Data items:
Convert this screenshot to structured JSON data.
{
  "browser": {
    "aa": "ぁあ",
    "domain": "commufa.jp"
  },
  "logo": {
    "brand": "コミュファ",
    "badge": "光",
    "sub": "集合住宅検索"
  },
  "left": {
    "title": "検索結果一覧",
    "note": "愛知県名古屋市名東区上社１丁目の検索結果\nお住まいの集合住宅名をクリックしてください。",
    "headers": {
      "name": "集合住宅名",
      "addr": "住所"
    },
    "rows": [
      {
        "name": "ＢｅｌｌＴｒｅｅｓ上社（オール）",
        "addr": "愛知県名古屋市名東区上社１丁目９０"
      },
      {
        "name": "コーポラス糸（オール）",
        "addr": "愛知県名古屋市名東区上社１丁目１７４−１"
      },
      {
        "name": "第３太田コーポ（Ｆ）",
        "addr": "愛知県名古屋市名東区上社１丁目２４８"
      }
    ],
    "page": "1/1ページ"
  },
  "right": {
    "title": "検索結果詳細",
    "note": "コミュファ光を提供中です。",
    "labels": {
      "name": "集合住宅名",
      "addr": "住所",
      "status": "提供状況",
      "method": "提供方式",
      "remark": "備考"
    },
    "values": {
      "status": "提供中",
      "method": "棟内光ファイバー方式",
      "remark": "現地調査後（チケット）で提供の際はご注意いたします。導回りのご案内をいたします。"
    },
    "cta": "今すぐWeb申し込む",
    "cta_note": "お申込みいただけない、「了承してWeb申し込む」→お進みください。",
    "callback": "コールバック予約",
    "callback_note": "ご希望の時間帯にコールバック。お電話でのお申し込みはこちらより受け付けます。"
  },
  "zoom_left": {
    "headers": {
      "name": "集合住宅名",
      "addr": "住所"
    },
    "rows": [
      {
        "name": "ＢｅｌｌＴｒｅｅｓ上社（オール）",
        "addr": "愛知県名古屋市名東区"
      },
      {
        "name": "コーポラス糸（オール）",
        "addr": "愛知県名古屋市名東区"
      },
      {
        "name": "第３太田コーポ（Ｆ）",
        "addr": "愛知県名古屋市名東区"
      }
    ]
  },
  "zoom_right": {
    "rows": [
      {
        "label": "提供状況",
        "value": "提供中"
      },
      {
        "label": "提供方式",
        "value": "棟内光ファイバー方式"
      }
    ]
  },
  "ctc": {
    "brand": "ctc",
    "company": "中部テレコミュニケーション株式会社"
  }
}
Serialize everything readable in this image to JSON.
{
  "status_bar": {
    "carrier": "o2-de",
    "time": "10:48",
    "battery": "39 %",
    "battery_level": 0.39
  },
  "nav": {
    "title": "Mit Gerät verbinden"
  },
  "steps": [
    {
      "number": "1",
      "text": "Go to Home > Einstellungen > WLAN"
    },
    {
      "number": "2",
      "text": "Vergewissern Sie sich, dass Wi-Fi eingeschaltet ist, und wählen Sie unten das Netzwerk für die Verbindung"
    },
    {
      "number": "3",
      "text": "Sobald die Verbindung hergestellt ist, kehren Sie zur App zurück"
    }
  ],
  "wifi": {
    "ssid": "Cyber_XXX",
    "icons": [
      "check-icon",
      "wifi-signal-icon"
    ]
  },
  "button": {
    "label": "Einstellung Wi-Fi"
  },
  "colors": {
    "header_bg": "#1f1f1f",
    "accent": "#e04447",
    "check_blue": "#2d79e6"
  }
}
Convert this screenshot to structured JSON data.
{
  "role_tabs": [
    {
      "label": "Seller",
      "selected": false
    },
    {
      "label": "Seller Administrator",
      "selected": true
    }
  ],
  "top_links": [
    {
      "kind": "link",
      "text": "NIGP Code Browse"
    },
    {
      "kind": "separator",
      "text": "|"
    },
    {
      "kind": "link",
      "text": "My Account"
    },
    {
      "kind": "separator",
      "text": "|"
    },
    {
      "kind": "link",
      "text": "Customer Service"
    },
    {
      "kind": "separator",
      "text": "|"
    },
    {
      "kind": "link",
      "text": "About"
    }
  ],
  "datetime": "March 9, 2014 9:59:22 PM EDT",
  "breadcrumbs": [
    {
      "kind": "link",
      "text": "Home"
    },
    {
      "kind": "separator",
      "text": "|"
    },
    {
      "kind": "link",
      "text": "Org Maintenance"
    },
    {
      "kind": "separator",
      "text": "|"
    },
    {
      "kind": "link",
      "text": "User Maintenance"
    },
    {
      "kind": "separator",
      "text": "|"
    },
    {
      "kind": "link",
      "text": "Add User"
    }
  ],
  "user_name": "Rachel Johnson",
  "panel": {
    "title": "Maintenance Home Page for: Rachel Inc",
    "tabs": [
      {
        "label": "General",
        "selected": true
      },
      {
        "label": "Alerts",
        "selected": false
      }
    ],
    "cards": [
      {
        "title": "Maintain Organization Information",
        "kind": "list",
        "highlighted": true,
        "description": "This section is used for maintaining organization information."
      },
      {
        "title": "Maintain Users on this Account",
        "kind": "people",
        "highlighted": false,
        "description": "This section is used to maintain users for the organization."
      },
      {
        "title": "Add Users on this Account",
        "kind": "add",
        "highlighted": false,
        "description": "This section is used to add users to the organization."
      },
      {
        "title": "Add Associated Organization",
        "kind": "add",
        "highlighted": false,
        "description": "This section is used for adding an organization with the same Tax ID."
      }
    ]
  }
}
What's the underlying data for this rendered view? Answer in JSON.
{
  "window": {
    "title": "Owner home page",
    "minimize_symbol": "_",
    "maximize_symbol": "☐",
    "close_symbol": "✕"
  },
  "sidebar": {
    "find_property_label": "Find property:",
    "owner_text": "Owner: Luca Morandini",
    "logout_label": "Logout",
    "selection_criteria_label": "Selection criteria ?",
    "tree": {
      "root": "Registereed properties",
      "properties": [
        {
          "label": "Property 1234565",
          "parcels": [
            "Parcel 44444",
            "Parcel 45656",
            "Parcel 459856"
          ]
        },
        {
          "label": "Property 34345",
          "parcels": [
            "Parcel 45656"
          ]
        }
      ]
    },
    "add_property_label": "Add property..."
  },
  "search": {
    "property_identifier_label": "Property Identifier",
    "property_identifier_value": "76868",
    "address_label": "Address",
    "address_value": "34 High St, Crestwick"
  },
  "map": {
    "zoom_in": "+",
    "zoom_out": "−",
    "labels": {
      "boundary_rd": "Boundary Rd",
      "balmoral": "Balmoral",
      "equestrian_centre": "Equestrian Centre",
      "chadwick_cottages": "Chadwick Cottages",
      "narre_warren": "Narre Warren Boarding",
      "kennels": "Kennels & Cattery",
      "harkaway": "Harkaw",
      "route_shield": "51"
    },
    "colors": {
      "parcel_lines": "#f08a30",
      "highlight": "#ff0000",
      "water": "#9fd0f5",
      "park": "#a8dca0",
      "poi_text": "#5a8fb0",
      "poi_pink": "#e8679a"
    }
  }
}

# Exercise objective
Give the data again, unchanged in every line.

# Exercise result
Convert this screenshot to structured JSON data.
{
  "browser": {
    "aa": "ぁあ",
    "domain": "commufa.jp"
  },
  "logo": {
    "brand": "コミュファ",
    "badge": "光",
    "sub": "集合住宅検索"
  },
  "left": {
    "title": "検索結果一覧",
    "note": "愛知県名古屋市名東区上社１丁目の検索結果\nお住まいの集合住宅名をクリックしてください。",
    "headers": {
      "name": "集合住宅名",
      "addr": "住所"
    },
    "rows": [
      {
        "name": "ＢｅｌｌＴｒｅｅｓ上社（オール）",
        "addr": "愛知県名古屋市名東区上社１丁目９０"
      },
      {
        "name": "コーポラス糸（オール）",
        "addr": "愛知県名古屋市名東区上社１丁目１７４−１"
      },
      {
        "name": "第３太田コーポ（Ｆ）",
        "addr": "愛知県名古屋市名東区上社１丁目２４８"
      }
    ],
    "page": "1/1ページ"
  },
  "right": {
    "title": "検索結果詳細",
    "note": "コミュファ光を提供中です。",
    "labels": {
      "name": "集合住宅名",
      "addr": "住所",
      "status": "提供状況",
      "method": "提供方式",
      "remark": "備考"
    },
    "values": {
      "status": "提供中",
      "method": "棟内光ファイバー方式",
      "remark": "現地調査後（チケット）で提供の際はご注意いたします。導回りのご案内をいたします。"
    },
    "cta": "今すぐWeb申し込む",
    "cta_note": "お申込みいただけない、「了承してWeb申し込む」→お進みください。",
    "callback": "コールバック予約",
    "callback_note": "ご希望の時間帯にコールバック。お電話でのお申し込みはこちらより受け付けます。"
  },
  "zoom_left": {
    "headers": {
      "name": "集合住宅名",
      "addr": "住所"
    },
    "rows": [
      {
        "name": "ＢｅｌｌＴｒｅｅｓ上社（オール）",
        "addr": "愛知県名古屋市名東区"
      },
      {
        "name": "コーポラス糸（オール）",
        "addr": "愛知県名古屋市名東区"
      },
      {
        "name": "第３太田コーポ（Ｆ）",
        "addr": "愛知県名古屋市名東区"
      }
    ]
  },
  "zoom_right": {
    "rows": [
      {
        "label": "提供状況",
        "value": "提供中"
      },
      {
        "label": "提供方式",
        "value": "棟内光ファイバー方式"
      }
    ]
  },
  "ctc": {
    "brand": "ctc",
    "company": "中部テレコミュニケーション株式会社"
  }
}
Serialize everything readable in this image to JSON.
{
  "status_bar": {
    "carrier": "o2-de",
    "time": "10:48",
    "battery": "39 %",
    "battery_level": 0.39
  },
  "nav": {
    "title": "Mit Gerät verbinden"
  },
  "steps": [
    {
      "number": "1",
      "text": "Go to Home > Einstellungen > WLAN"
    },
    {
      "number": "2",
      "text": "Vergewissern Sie sich, dass Wi-Fi eingeschaltet ist, und wählen Sie unten das Netzwerk für die Verbindung"
    },
    {
      "number": "3",
      "text": "Sobald die Verbindung hergestellt ist, kehren Sie zur App zurück"
    }
  ],
  "wifi": {
    "ssid": "Cyber_XXX",
    "icons": [
      "check-icon",
      "wifi-signal-icon"
    ]
  },
  "button": {
    "label": "Einstellung Wi-Fi"
  },
  "colors": {
    "header_bg": "#1f1f1f",
    "accent": "#e04447",
    "check_blue": "#2d79e6"
  }
}
Convert this screenshot to structured JSON data.
{
  "role_tabs": [
    {
      "label": "Seller",
      "selected": false
    },
    {
      "label": "Seller Administrator",
      "selected": true
    }
  ],
  "top_links": [
    {
      "kind": "link",
      "text": "NIGP Code Browse"
    },
    {
      "kind": "separator",
      "text": "|"
    },
    {
      "kind": "link",
      "text": "My Account"
    },
    {
      "kind": "separator",
      "text": "|"
    },
    {
      "kind": "link",
      "text": "Customer Service"
    },
    {
      "kind": "separator",
      "text": "|"
    },
    {
      "kind": "link",
      "text": "About"
    }
  ],
  "datetime": "March 9, 2014 9:59:22 PM EDT",
  "breadcrumbs": [
    {
      "kind": "link",
      "text": "Home"
    },
    {
      "kind": "separator",
      "text": "|"
    },
    {
      "kind": "link",
      "text": "Org Maintenance"
    },
    {
      "kind": "separator",
      "text": "|"
    },
    {
      "kind": "link",
      "text": "User Maintenance"
    },
    {
      "kind": "separator",
      "text": "|"
    },
    {
      "kind": "link",
      "text": "Add User"
    }
  ],
  "user_name": "Rachel Johnson",
  "panel": {
    "title": "Maintenance Home Page for: Rachel Inc",
    "tabs": [
      {
        "label": "General",
        "selected": true
      },
      {
        "label": "Alerts",
        "selected": false
      }
    ],
    "cards": [
      {
        "title": "Maintain Organization Information",
        "kind": "list",
        "highlighted": true,
        "description": "This section is used for maintaining organization information."
      },
      {
        "title": "Maintain Users on this Account",
        "kind": "people",
        "highlighted": false,
        "description": "This section is used to maintain users for the organization."
      },
      {
        "title": "Add Users on this Account",
        "kind": "add",
        "highlighted": false,
        "description": "This section is used to add users to the organization."
      },
      {
        "title": "Add Associated Organization",
        "kind": "add",
        "highlighted": false,
        "description": "This section is used for adding an organization with the same Tax ID."
      }
    ]
  }
}
What's the underlying data for this rendered view? Answer in JSON.
{
  "window": {
    "title": "Owner home page",
    "minimize_symbol": "_",
    "maximize_symbol": "☐",
    "close_symbol": "✕"
  },
  "sidebar": {
    "find_property_label": "Find property:",
    "owner_text": "Owner: Luca Morandini",
    "logout_label": "Logout",
    "selection_criteria_label": "Selection criteria ?",
    "tree": {
      "root": "Registereed properties",
      "properties": [
        {
          "label": "Property 1234565",
          "parcels": [
            "Parcel 44444",
            "Parcel 45656",
            "Parcel 459856"
          ]
        },
        {
          "label": "Property 34345",
          "parcels": [
            "Parcel 45656"
          ]
        }
      ]
    },
    "add_property_label": "Add property..."
  },
  "search": {
    "property_identifier_label": "Property Identifier",
    "property_identifier_value": "76868",
    "address_label": "Address",
    "address_value": "34 High St, Crestwick"
  },
  "map": {
    "zoom_in": "+",
    "zoom_out": "−",
    "labels": {
      "boundary_rd": "Boundary Rd",
      "balmoral": "Balmoral",
      "equestrian_centre": "Equestrian Centre",
      "chadwick_cottages": "Chadwick Cottages",
      "narre_warren": "Narre Warren Boarding",
      "kennels": "Kennels & Cattery",
      "harkaway": "Harkaw",
      "route_shield": "51"
    },
    "colors": {
      "parcel_lines": "#f08a30",
      "highlight": "#ff0000",
      "water": "#9fd0f5",
      "park": "#a8dca0",
      "poi_text": "#5a8fb0",
      "poi_pink": "#e8679a"
    }
  }
}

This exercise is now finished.